  3. Asthma. Heat, humidity, pollen and weed allergens pose increased risks of attacks among asthma sufferers. Pharmacists can help by reminding people, especially younger patients, to follow their medication protocols and to always have their inhaler with them.
  4. Food poisoning. McKesson notes that foodborne illnesses spike during the summer months due to  the propensity of bacteria to multiply faster in warmer temperatures, and the difficulty of ensuring safe food handling in an outdoor environment. Pharmacies can help prevent a fun picnic from becoming a food catastrophe with sales of coolers, meat thermometers, and ice packs. In addition, towelettes, hand sanitizers, and paper towels can help keep hands and surfaces clean and sanitary.
  5. Insect bites and stings. While bug bites are certainly a rite of summer, certain insects pose dangerous, potentially life-threatening risks. This includes mosquitos that carry illnesses like West Nile virus, and deer ticks that carry Lyme disease and Rocky Mountain spotted fever.
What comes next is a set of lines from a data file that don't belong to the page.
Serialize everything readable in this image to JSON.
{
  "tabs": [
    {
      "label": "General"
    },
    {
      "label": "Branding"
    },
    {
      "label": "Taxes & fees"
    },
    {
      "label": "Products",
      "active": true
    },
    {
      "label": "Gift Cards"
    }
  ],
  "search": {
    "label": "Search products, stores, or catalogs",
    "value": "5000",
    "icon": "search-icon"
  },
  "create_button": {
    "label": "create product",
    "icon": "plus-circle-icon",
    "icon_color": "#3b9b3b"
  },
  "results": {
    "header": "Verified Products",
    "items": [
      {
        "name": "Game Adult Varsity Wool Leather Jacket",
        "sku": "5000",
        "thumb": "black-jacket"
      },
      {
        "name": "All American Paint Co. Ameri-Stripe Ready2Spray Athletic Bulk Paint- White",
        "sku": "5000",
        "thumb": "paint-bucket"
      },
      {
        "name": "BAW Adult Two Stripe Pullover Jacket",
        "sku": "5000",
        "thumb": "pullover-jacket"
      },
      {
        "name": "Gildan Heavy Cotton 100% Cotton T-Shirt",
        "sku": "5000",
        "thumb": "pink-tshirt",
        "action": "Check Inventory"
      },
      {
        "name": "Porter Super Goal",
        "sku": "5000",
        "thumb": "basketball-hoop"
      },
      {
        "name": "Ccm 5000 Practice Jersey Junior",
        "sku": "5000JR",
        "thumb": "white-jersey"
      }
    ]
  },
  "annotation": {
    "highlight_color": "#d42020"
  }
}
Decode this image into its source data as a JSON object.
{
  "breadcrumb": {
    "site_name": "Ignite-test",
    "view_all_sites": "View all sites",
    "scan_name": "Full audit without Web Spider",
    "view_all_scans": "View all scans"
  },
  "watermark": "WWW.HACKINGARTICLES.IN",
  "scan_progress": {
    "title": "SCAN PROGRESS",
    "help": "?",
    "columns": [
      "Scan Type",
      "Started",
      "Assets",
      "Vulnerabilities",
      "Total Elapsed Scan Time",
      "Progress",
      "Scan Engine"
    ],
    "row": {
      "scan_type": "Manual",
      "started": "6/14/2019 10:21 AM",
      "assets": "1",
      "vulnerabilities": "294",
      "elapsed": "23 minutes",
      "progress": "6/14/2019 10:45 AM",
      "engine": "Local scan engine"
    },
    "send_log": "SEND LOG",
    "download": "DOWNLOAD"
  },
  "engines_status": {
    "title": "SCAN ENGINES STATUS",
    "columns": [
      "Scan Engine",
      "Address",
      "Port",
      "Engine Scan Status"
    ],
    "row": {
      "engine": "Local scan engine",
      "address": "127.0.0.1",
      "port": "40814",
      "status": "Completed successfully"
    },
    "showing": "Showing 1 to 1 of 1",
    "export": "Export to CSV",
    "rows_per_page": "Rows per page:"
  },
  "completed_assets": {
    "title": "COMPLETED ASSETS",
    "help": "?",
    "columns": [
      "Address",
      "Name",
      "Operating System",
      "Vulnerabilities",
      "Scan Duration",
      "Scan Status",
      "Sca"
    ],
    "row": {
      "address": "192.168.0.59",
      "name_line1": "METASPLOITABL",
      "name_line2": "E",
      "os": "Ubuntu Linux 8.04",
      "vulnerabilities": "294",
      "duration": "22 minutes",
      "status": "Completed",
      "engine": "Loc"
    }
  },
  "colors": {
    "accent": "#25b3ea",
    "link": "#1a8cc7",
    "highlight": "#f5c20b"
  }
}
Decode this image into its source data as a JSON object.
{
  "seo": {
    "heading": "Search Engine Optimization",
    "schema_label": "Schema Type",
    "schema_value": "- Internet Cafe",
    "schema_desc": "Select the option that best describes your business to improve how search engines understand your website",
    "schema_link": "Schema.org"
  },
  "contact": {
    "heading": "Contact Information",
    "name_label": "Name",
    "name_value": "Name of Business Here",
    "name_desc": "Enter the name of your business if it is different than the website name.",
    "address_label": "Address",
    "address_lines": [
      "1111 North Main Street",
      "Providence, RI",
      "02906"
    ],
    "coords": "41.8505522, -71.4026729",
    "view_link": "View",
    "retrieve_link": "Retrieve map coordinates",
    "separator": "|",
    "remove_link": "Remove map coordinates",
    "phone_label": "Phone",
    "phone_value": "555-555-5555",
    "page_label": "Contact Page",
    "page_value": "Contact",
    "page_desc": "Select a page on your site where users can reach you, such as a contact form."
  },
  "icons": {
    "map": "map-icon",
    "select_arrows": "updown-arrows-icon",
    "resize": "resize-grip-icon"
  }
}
Pharmacists can help patients protect themselves by stocking a full range of insect repellants. In addition, products including calamine lotion, after-bite erasers, and camphophenique can make the resulting discomfort a but more manageable.
  6. Poison oak or ivy rash. Nothing ruins a summer hike or day in the garden like brushing up against a patch of poison ivy or poison oak. While the severity of a reaction depends on the amount of the plant's oil that transfers to an individual's skin, any resulting rash in unwelcome and unpleasant. A pharmacy can help by stocking plenty of over-the-counter hydrocortisone cream, calamine lotion, and oral antihistamines such as Benadryl. In addition, McKesson notes, a cool-water bath containing an oatmeal-based product like Aveeno can be helpful.

As Americans head to the great outdoors for summer fun, pharmacists will be ready with treatments and bandages! As always, PrimeRx™ will be hard at work, helping pharmacies manage their inventories, maintain patient records, and seamlessly record all transactions.